Question: What teaching practice shuts students up when they are learning to write?
Answer: Marking every error. The author suggests that we adopt the classroom model of writing as practice rather than writing for perfection. Students can then feel free to think and write without the fear of not being perfect, i.e., fear of the red pen.
Comment: Sounds like a good idea until students are faced with the real world of criticism by people whom they respect. Nothing is wrong with encouraging students to write drafts in which they are not concerned about sentence structure, usage and punctuation. However, with the final draft, they must “clean up their act.”
I have an alternative suggestion. The ten-minute essay. In my next couple of blogs, I will share my idea of the ten-minute essay with my readers. The purpose of the ten-minute essay is to eliminate problems in sentence structure, usage and punctuation and to demonstrate to students how to write in standard English. RayS.
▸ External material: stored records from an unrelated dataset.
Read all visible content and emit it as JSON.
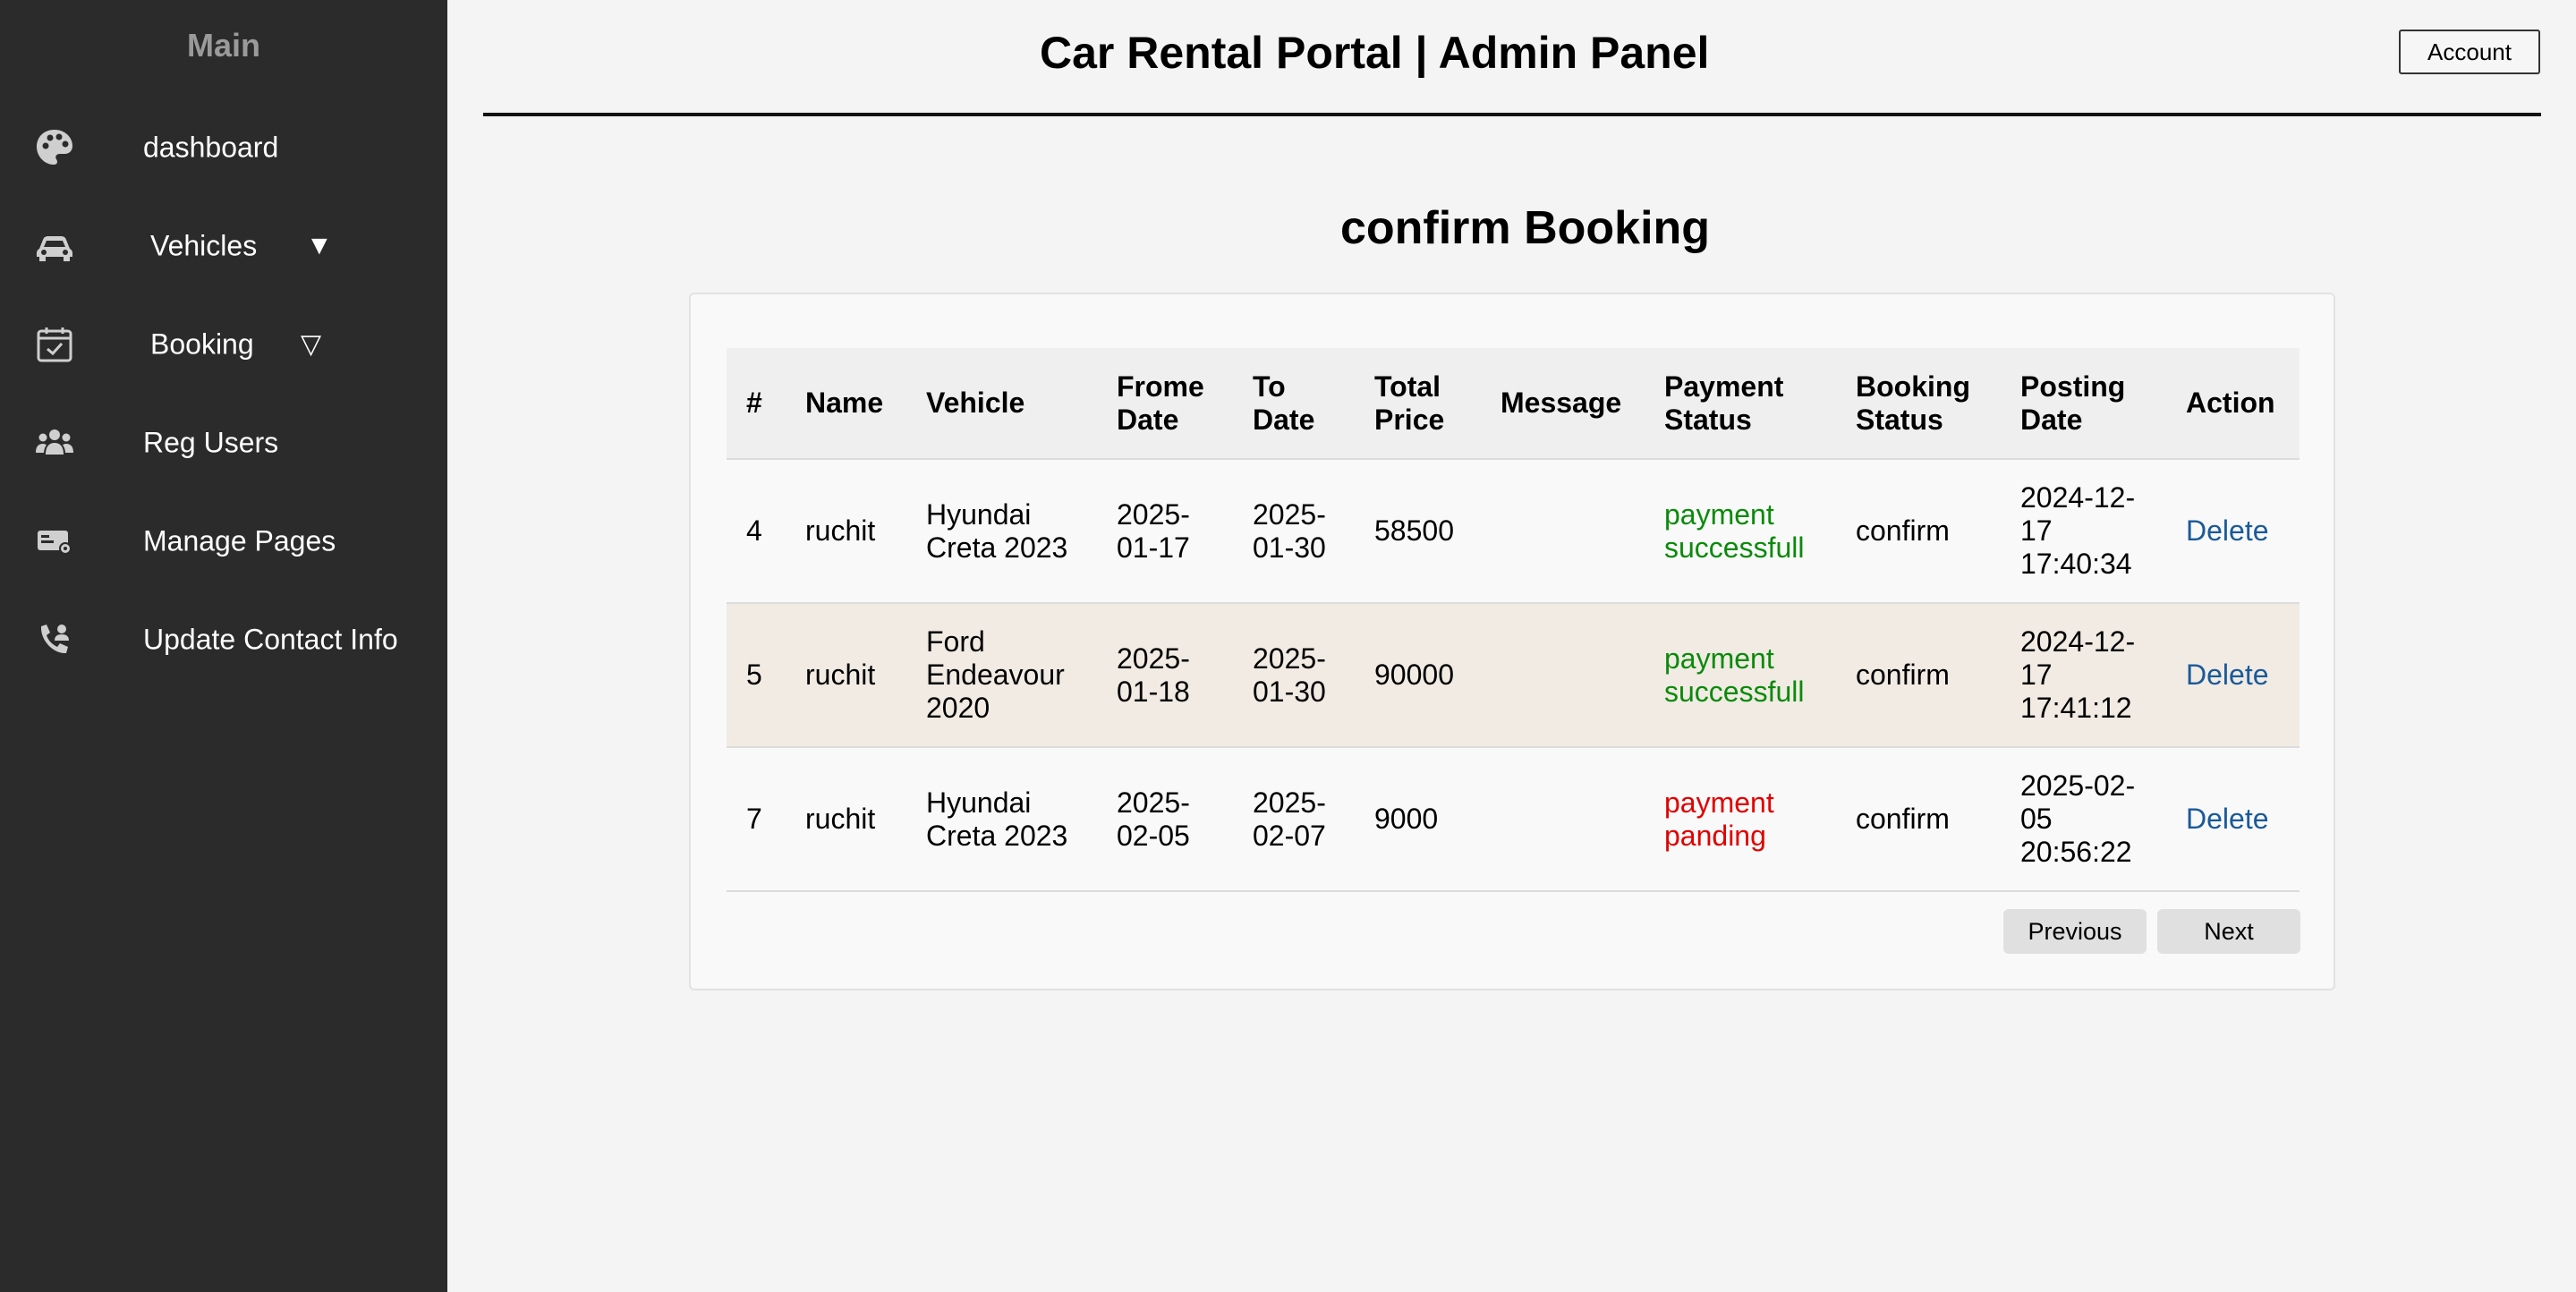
{
  "sidebar": {
    "title": "Main",
    "items": [
      {
        "label": "dashboard",
        "icon": "palette-icon"
      },
      {
        "label": "Vehicles",
        "icon": "car-icon",
        "caret": "▼"
      },
      {
        "label": "Booking",
        "icon": "calendar-check-icon",
        "caret": "▽"
      },
      {
        "label": "Reg Users",
        "icon": "users-icon"
      },
      {
        "label": "Manage Pages",
        "icon": "id-card-gear-icon"
      },
      {
        "label": "Update Contact Info",
        "icon": "phone-user-icon"
      }
    ]
  },
  "header": {
    "title": "Car Rental Portal | Admin Panel",
    "account_label": "Account"
  },
  "main": {
    "section_title": "confirm Booking",
    "table": {
      "headers": [
        "#",
        "Name",
        "Vehicle",
        "Frome Date",
        "To Date",
        "Total Price",
        "Message",
        "Payment Status",
        "Booking Status",
        "Posting Date",
        "Action"
      ],
      "rows": [
        {
          "id": "4",
          "name": "ruchit",
          "vehicle": "Hyundai Creta 2023",
          "from_date": "2025-01-17",
          "to_date": "2025-01-30",
          "total_price": "58500",
          "message": "",
          "payment_status": "payment successfull",
          "booking_status": "confirm",
          "posting_date": "2024-12-17 17:40:34",
          "action": "Delete"
        },
        {
          "id": "5",
          "name": "ruchit",
          "vehicle": "Ford Endeavour 2020",
          "from_date": "2025-01-18",
          "to_date": "2025-01-30",
          "total_price": "90000",
          "message": "",
          "payment_status": "payment successfull",
          "booking_status": "confirm",
          "posting_date": "2024-12-17 17:41:12",
          "action": "Delete"
        },
        {
          "id": "7",
          "name": "ruchit",
          "vehicle": "Hyundai Creta 2023",
          "from_date": "2025-02-05",
          "to_date": "2025-02-07",
          "total_price": "9000",
          "message": "",
          "payment_status": "payment panding",
          "booking_status": "confirm",
          "posting_date": "2025-02-05 20:56:22",
          "action": "Delete"
        }
      ]
    },
    "pagination": {
      "previous_label": "Previous",
      "next_label": "Next"
    }
  },
  "colors": {
    "sidebar_bg": "#2b2b2b",
    "payment_success": "#0a8a0a",
    "payment_pending": "#e00000",
    "link": "#1a5a99",
    "alt_row": "#f1ebe4"
  }
}
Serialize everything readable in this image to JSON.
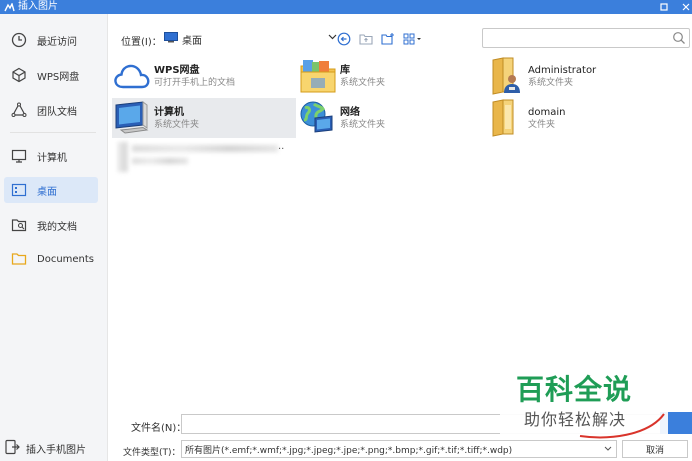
{
  "window": {
    "title": "插入图片"
  },
  "sidebar": {
    "items": [
      {
        "label": "最近访问"
      },
      {
        "label": "WPS网盘"
      },
      {
        "label": "团队文档"
      },
      {
        "label": "计算机"
      },
      {
        "label": "桌面"
      },
      {
        "label": "我的文档"
      },
      {
        "label": "Documents"
      }
    ],
    "active_index": 4,
    "mobile_label": "插入手机图片"
  },
  "toolbar": {
    "location_label": "位置(I)：",
    "location_value": "桌面",
    "search_placeholder": ""
  },
  "files": [
    {
      "name": "WPS网盘",
      "sub": "可打开手机上的文档",
      "icon": "cloud-icon"
    },
    {
      "name": "库",
      "sub": "系统文件夹",
      "icon": "library-icon"
    },
    {
      "name": "Administrator",
      "sub": "系统文件夹",
      "icon": "user-folder-icon"
    },
    {
      "name": "计算机",
      "sub": "系统文件夹",
      "icon": "computer-icon"
    },
    {
      "name": "网络",
      "sub": "系统文件夹",
      "icon": "network-icon"
    },
    {
      "name": "domain",
      "sub": "文件夹",
      "icon": "folder-icon"
    }
  ],
  "blurred_item_suffix": "..",
  "bottom": {
    "filename_label": "文件名(N)：",
    "filename_value": "",
    "filetype_label": "文件类型(T)：",
    "filetype_value": "所有图片(*.emf;*.wmf;*.jpg;*.jpeg;*.jpe;*.png;*.bmp;*.gif;*.tif;*.tiff;*.wdp)",
    "cancel_label": "取消"
  },
  "watermark": {
    "line1": "百科全说",
    "line2": "助你轻松解决"
  },
  "colors": {
    "accent": "#3b7fdc",
    "active_bg": "#dce8f8",
    "watermark_green": "#1f9d56"
  }
}
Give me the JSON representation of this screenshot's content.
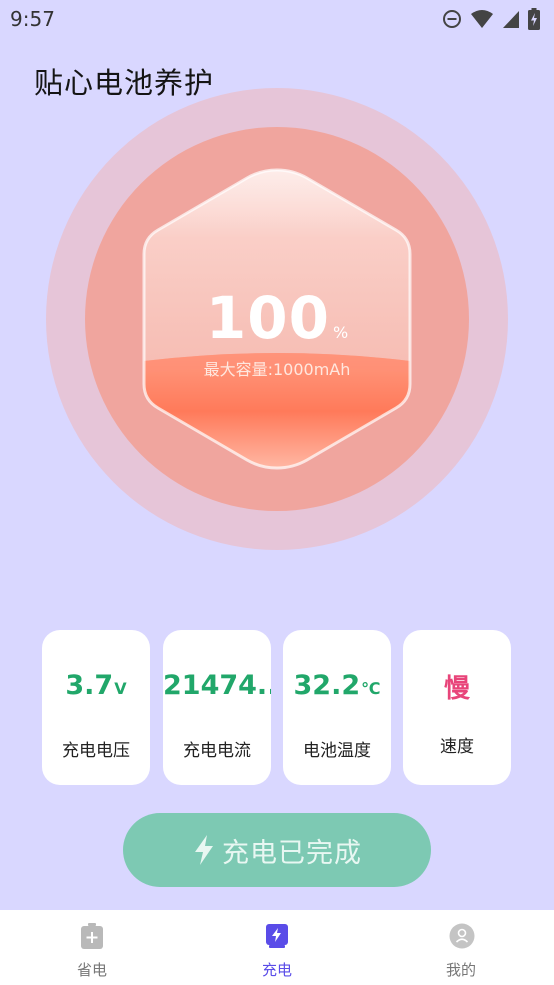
{
  "status_bar": {
    "time": "9:57",
    "icons": [
      "do-not-disturb-icon",
      "wifi-icon",
      "signal-icon",
      "battery-charging-icon"
    ]
  },
  "page": {
    "title": "贴心电池养护"
  },
  "battery": {
    "percent": "100",
    "percent_unit": "%",
    "capacity_text": "最大容量:1000mAh",
    "level_fraction": 1.0
  },
  "stats": [
    {
      "value": "3.7",
      "unit": "V",
      "label": "充电电压"
    },
    {
      "value": "21474...",
      "unit": "",
      "label": "充电电流"
    },
    {
      "value": "32.2",
      "unit": "℃",
      "label": "电池温度"
    },
    {
      "value": "慢",
      "unit": "",
      "label": "速度"
    }
  ],
  "charge_button": {
    "label": "充电已完成",
    "icon": "lightning-icon"
  },
  "bottom_nav": {
    "items": [
      {
        "label": "省电",
        "icon": "battery-plus-icon",
        "active": false
      },
      {
        "label": "充电",
        "icon": "charging-battery-icon",
        "active": true
      },
      {
        "label": "我的",
        "icon": "profile-icon",
        "active": false
      }
    ]
  },
  "colors": {
    "background": "#d9d7ff",
    "ring_outer": "#e6c5d8",
    "ring_inner": "#f0a59e",
    "value_green": "#21a76a",
    "value_pink": "#e8457a",
    "button": "#7dc9b3",
    "nav_active": "#5a4ce8"
  }
}
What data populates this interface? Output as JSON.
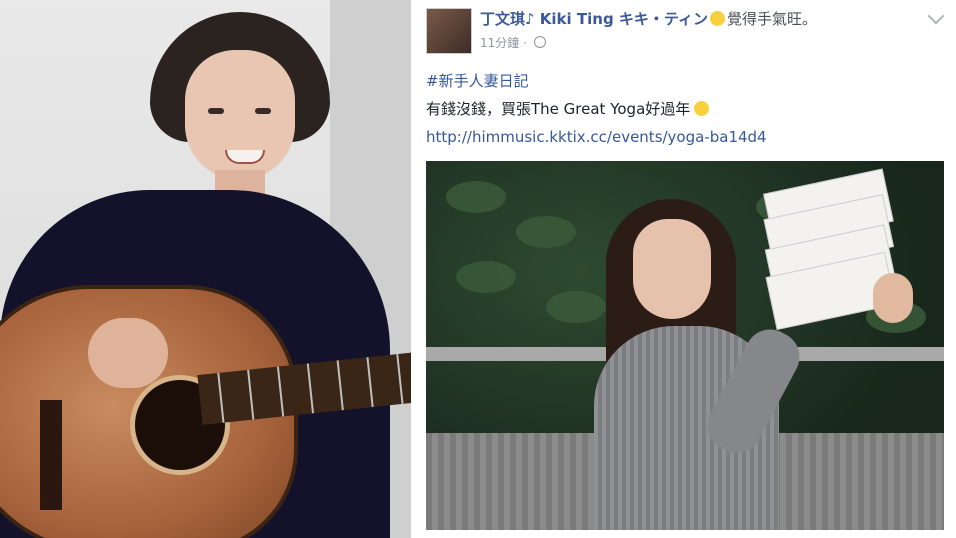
{
  "post": {
    "author": "丁文琪♪ Kiki Ting キキ・ティン",
    "feeling": "覺得手氣旺。",
    "timestamp": "11分鐘",
    "hashtag": "#新手人妻日記",
    "text": "有錢沒錢，買張The Great Yoga好過年",
    "link": "http://himmusic.kktix.cc/events/yoga-ba14d4"
  },
  "colors": {
    "link": "#365899",
    "author": "#3b5998",
    "meta": "#90949c"
  }
}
Title: “Practice Makes Perfect! Realizing Classrooms as ‘Landscapes of Learning,’ Not Places of Perfection.” Lance Ozier. “Innovative Writing Instruction.” Valerie Kinloch, ed. English Journal (January 2011), 97-101.